Take the line containing "Enumerate this screenshot's" through the last line of the data and retype those lines exactly. Pictures do not belong in the copy.

* **DATA SUPPLIED**
******************************
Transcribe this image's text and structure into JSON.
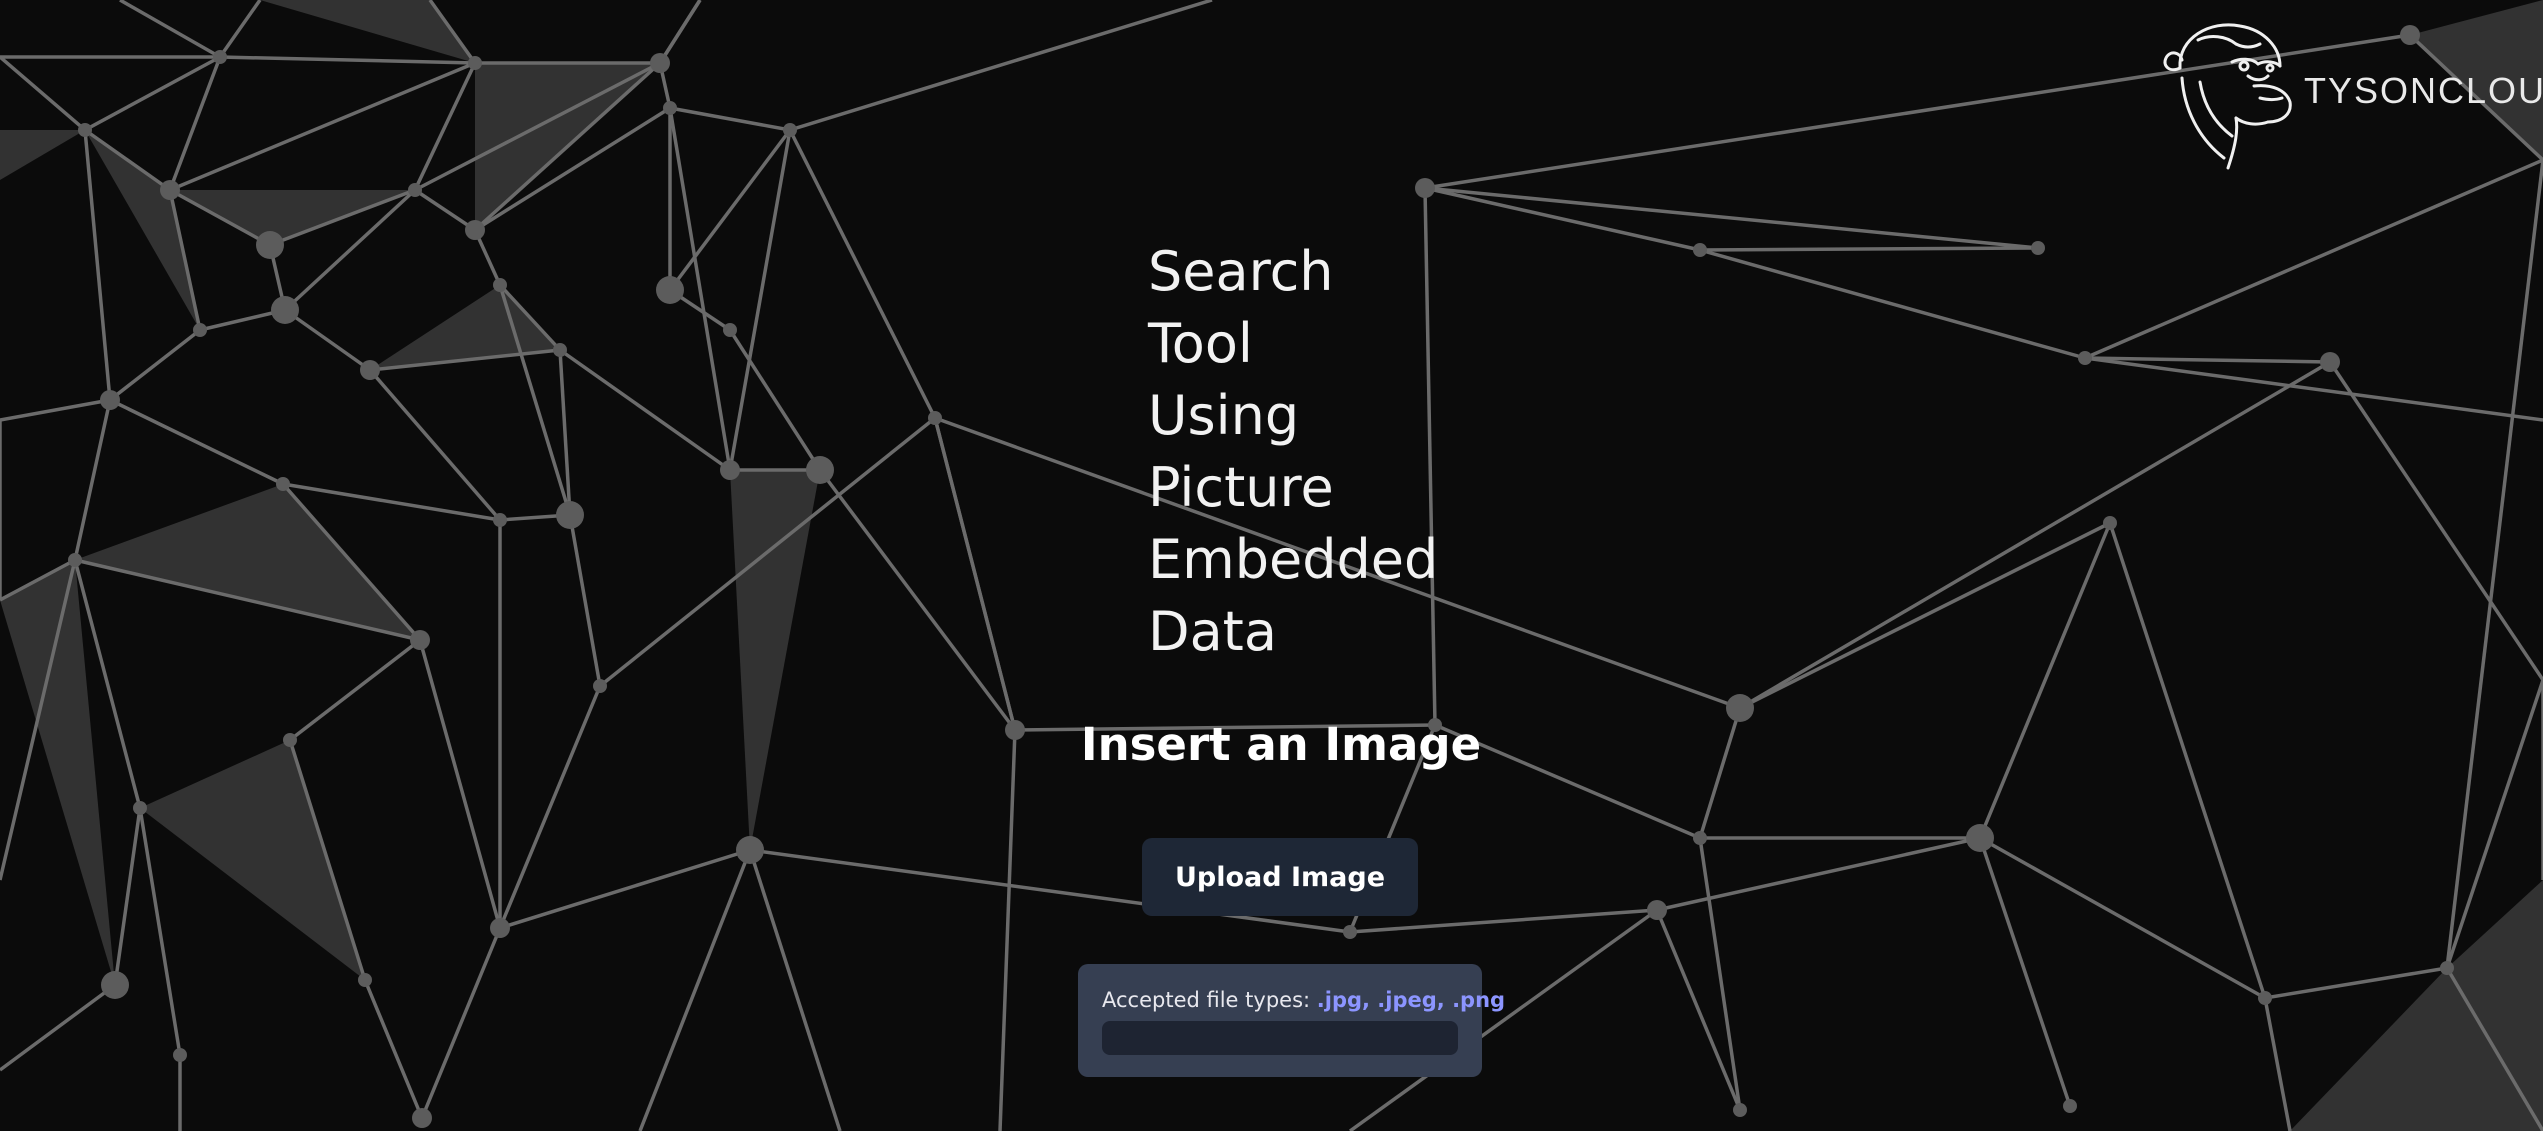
{
  "brand": {
    "name": "TYSONCLOUD",
    "logo_icon": "gorilla-head-icon"
  },
  "headline": {
    "words": [
      "Search",
      "Tool",
      "Using",
      "Picture",
      "Embedded",
      "Data"
    ]
  },
  "upload": {
    "title": "Insert an Image",
    "button_label": "Upload Image",
    "accepted_label": "Accepted file types:",
    "accepted_types": ".jpg, .jpeg, .png"
  },
  "colors": {
    "background": "#0b0b0b",
    "network_lines": "#6b6b6b",
    "button": "#1e2736",
    "file_box": "#363f52",
    "accent_link": "#8c95ff"
  }
}
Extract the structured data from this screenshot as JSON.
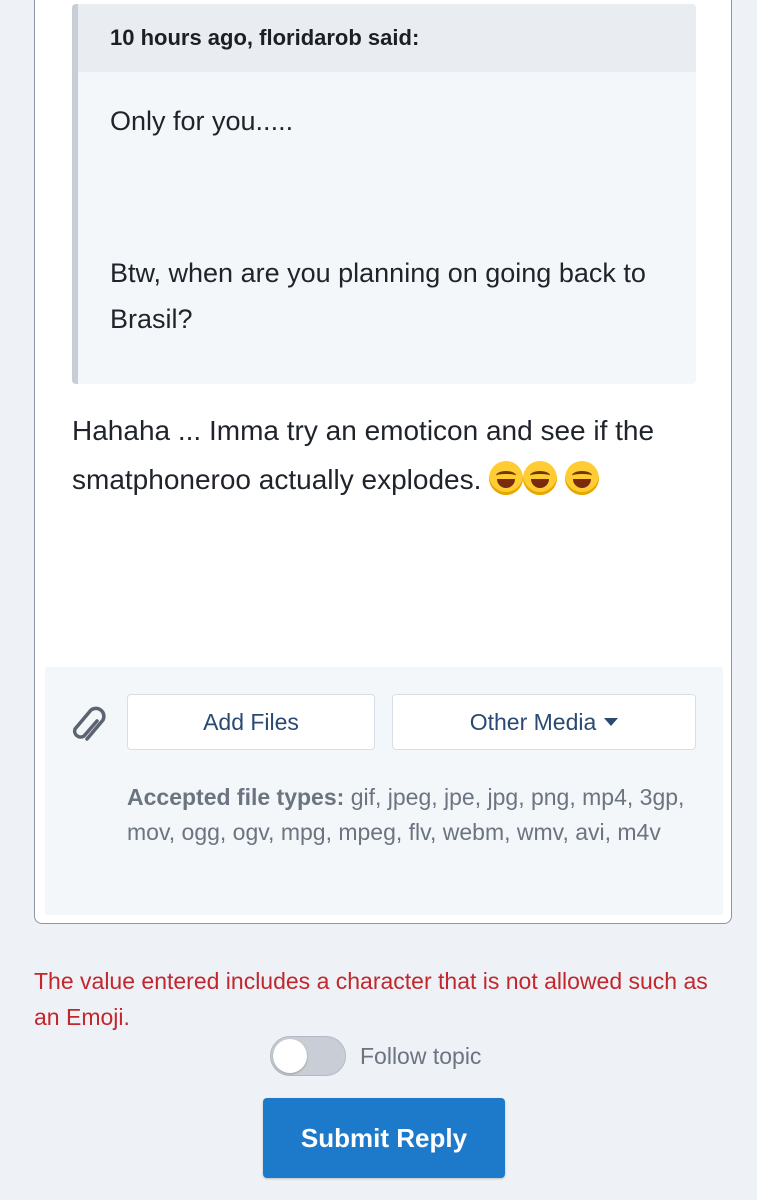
{
  "quote": {
    "header": "10 hours ago, floridarob said:",
    "line1": "Only for you.....",
    "line2": "Btw, when are you planning on going back to Brasil?"
  },
  "reply": {
    "text": "Hahaha ... Imma try an emoticon and see if the smatphoneroo actually explodes.",
    "emojis": [
      "joy-emoji",
      "grinning-sweat-emoji",
      "laughing-emoji"
    ]
  },
  "attachments": {
    "add_files_label": "Add Files",
    "other_media_label": "Other Media",
    "accepted_label": "Accepted file types:",
    "accepted_types": "gif, jpeg, jpe, jpg, png, mp4, 3gp, mov, ogg, ogv, mpg, mpeg, flv, webm, wmv, avi, m4v"
  },
  "error": {
    "message": "The value entered includes a character that is not allowed such as an Emoji."
  },
  "follow": {
    "label": "Follow topic",
    "enabled": false
  },
  "submit": {
    "label": "Submit Reply"
  },
  "colors": {
    "accent": "#1d79c9",
    "error": "#c1272d",
    "link": "#2a4a72"
  }
}
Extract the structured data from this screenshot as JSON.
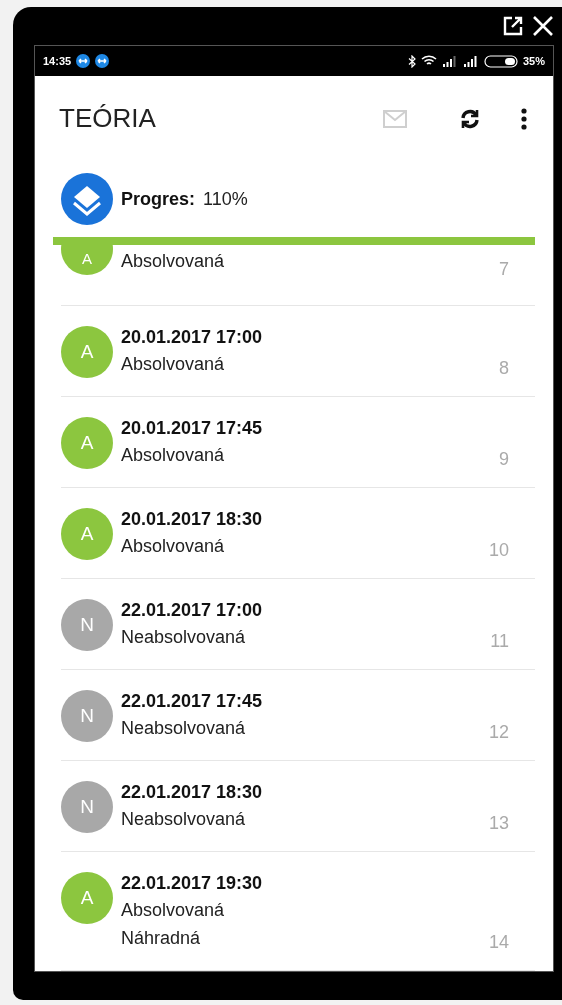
{
  "status_bar": {
    "time": "14:35",
    "battery": "35%"
  },
  "app_bar": {
    "title": "TEÓRIA",
    "mail_disabled": true
  },
  "progress": {
    "label": "Progres:",
    "value": "110%",
    "level": 1
  },
  "items": [
    {
      "avatar": "A",
      "color": "#8cc63f",
      "status": "Absolvovaná",
      "number": "7"
    },
    {
      "avatar": "A",
      "color": "#8cc63f",
      "date": "20.01.2017 17:00",
      "status": "Absolvovaná",
      "number": "8"
    },
    {
      "avatar": "A",
      "color": "#8cc63f",
      "date": "20.01.2017 17:45",
      "status": "Absolvovaná",
      "number": "9"
    },
    {
      "avatar": "A",
      "color": "#8cc63f",
      "date": "20.01.2017 18:30",
      "status": "Absolvovaná",
      "number": "10"
    },
    {
      "avatar": "N",
      "color": "#a8a8a8",
      "date": "22.01.2017 17:00",
      "status": "Neabsolvovaná",
      "number": "11"
    },
    {
      "avatar": "N",
      "color": "#a8a8a8",
      "date": "22.01.2017 17:45",
      "status": "Neabsolvovaná",
      "number": "12"
    },
    {
      "avatar": "N",
      "color": "#a8a8a8",
      "date": "22.01.2017 18:30",
      "status": "Neabsolvovaná",
      "number": "13"
    },
    {
      "avatar": "A",
      "color": "#8cc63f",
      "date": "22.01.2017 19:30",
      "status": "Absolvovaná",
      "note": "Náhradná",
      "number": "14"
    }
  ]
}
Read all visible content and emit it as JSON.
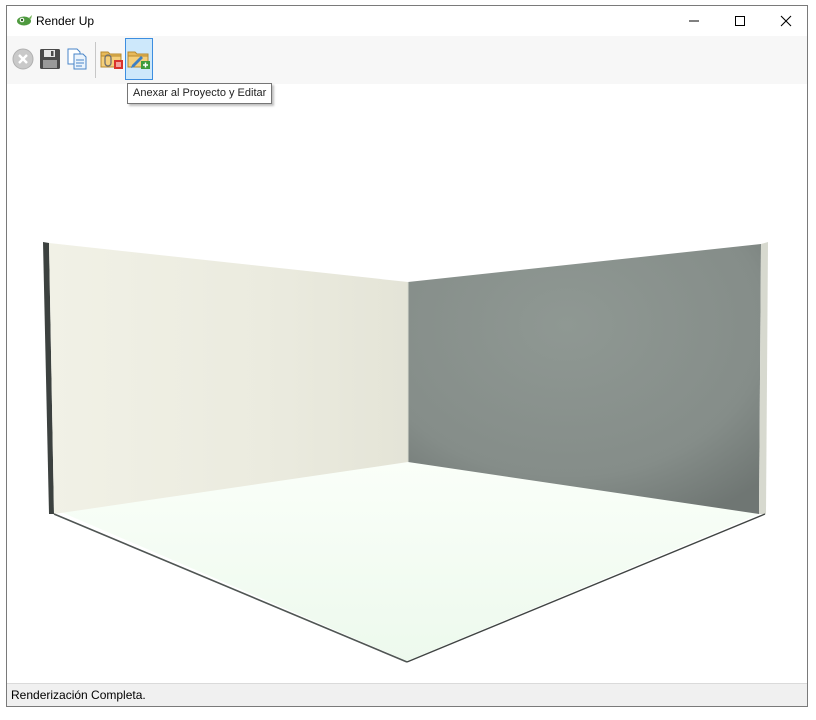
{
  "window": {
    "title": "Render Up",
    "icon": "app-leaf-icon",
    "controls": {
      "minimize": "—",
      "maximize": "☐",
      "close": "✕"
    }
  },
  "toolbar": {
    "buttons": [
      {
        "name": "cancel-render",
        "icon": "cancel-icon",
        "enabled": false
      },
      {
        "name": "save",
        "icon": "save-disk-icon"
      },
      {
        "name": "copy",
        "icon": "copy-pages-icon"
      },
      {
        "name": "attach-to-project",
        "icon": "folder-attach-icon"
      },
      {
        "name": "attach-to-project-and-edit",
        "icon": "folder-edit-icon",
        "active": true
      }
    ],
    "tooltip": "Anexar al Proyecto y Editar"
  },
  "scene": {
    "left_wall_color": "#ebebdf",
    "right_wall_color": "#878f8a",
    "floor_color": "#f1fcf1",
    "edge_color": "#5d6361"
  },
  "status": {
    "text": "Renderización Completa."
  }
}
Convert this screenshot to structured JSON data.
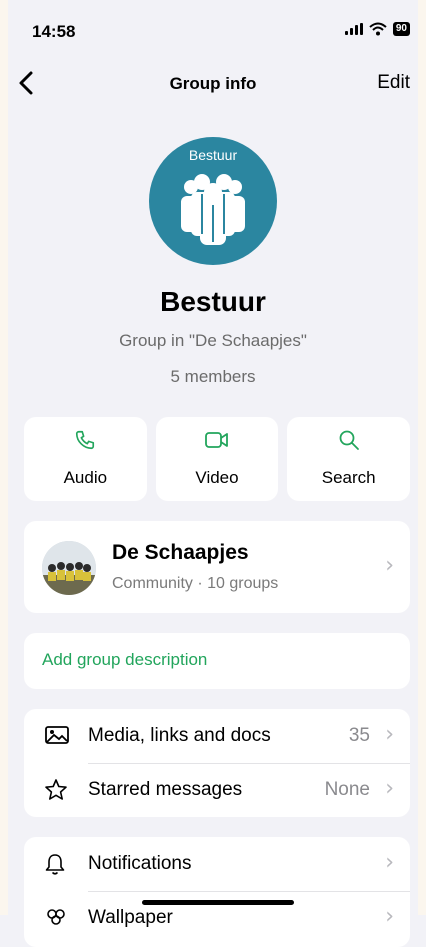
{
  "status_bar": {
    "time": "14:58",
    "battery": "90"
  },
  "nav": {
    "title": "Group info",
    "edit": "Edit"
  },
  "group": {
    "avatar_label": "Bestuur",
    "name": "Bestuur",
    "subtitle": "Group in \"De Schaapjes\"",
    "members": "5 members"
  },
  "actions": [
    {
      "label": "Audio",
      "icon": "phone-icon"
    },
    {
      "label": "Video",
      "icon": "video-icon"
    },
    {
      "label": "Search",
      "icon": "search-icon"
    }
  ],
  "community": {
    "name": "De Schaapjes",
    "subtitle": "Community · 10 groups"
  },
  "description": {
    "label": "Add group description"
  },
  "media_section": [
    {
      "label": "Media, links and docs",
      "value": "35",
      "icon": "image-icon"
    },
    {
      "label": "Starred messages",
      "value": "None",
      "icon": "star-icon"
    }
  ],
  "settings_section": [
    {
      "label": "Notifications",
      "icon": "bell-icon"
    },
    {
      "label": "Wallpaper",
      "icon": "wallpaper-icon"
    }
  ],
  "colors": {
    "accent": "#22a55c",
    "avatar_bg": "#2b86a0",
    "background": "#f2f2f7"
  }
}
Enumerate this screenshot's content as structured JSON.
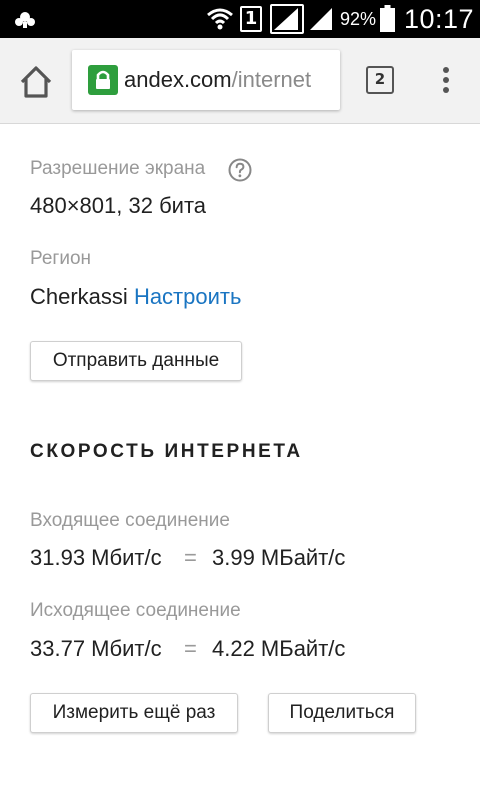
{
  "status_bar": {
    "battery_percent": "92%",
    "time": "10:17",
    "sim_slot": "1",
    "icons": [
      "app-notification-icon",
      "wifi-icon",
      "sim-icon",
      "signal-icon",
      "signal-icon",
      "battery-icon"
    ]
  },
  "browser": {
    "url_host": "andex.com",
    "url_path": "/internet",
    "tab_count": "2",
    "icons": [
      "home-icon",
      "lock-icon",
      "menu-dots-icon"
    ],
    "colors": {
      "lock": "#2e9e3d",
      "link": "#1a75c2"
    }
  },
  "info": {
    "resolution_label": "Разрешение экрана",
    "resolution_value": "480×801, 32 бита",
    "region_label": "Регион",
    "region_value": "Cherkassi",
    "region_link": "Настроить",
    "send_button": "Отправить данные"
  },
  "speed": {
    "title": "СКОРОСТЬ ИНТЕРНЕТА",
    "download_label": "Входящее соединение",
    "download_mbit": "31.93 Мбит/с",
    "download_mbyte": "3.99 МБайт/с",
    "upload_label": "Исходящее соединение",
    "upload_mbit": "33.77 Мбит/с",
    "upload_mbyte": "4.22 МБайт/с",
    "equals": "=",
    "measure_button": "Измерить ещё раз",
    "share_button": "Поделиться"
  }
}
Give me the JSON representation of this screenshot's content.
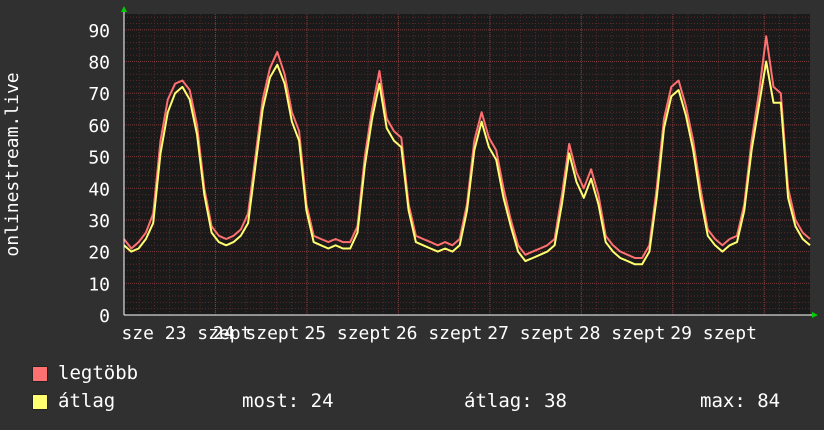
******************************
* **RESULT FOR THIS EXERCISE**
Enumerate this screenshot's content as structured JSON.
{
  "status_bar": {
    "battery_percent": "92%",
    "time": "10:17",
    "sim_slot": "1",
    "icons": [
      "app-notification-icon",
      "wifi-icon",
      "sim-icon",
      "signal-icon",
      "signal-icon",
      "battery-icon"
    ]
  },
  "browser": {
    "url_host": "andex.com",
    "url_path": "/internet",
    "tab_count": "2",
    "icons": [
      "home-icon",
      "lock-icon",
      "menu-dots-icon"
    ],
    "colors": {
      "lock": "#2e9e3d",
      "link": "#1a75c2"
    }
  },
  "info": {
    "resolution_label": "Разрешение экрана",
    "resolution_value": "480×801, 32 бита",
    "region_label": "Регион",
    "region_value": "Cherkassi",
    "region_link": "Настроить",
    "send_button": "Отправить данные"
  },
  "speed": {
    "title": "СКОРОСТЬ ИНТЕРНЕТА",
    "download_label": "Входящее соединение",
    "download_mbit": "31.93 Мбит/с",
    "download_mbyte": "3.99 МБайт/с",
    "upload_label": "Исходящее соединение",
    "upload_mbit": "33.77 Мбит/с",
    "upload_mbyte": "4.22 МБайт/с",
    "equals": "=",
    "measure_button": "Измерить ещё раз",
    "share_button": "Поделиться"
  }
}
Give me the JSON representation of this screenshot's content.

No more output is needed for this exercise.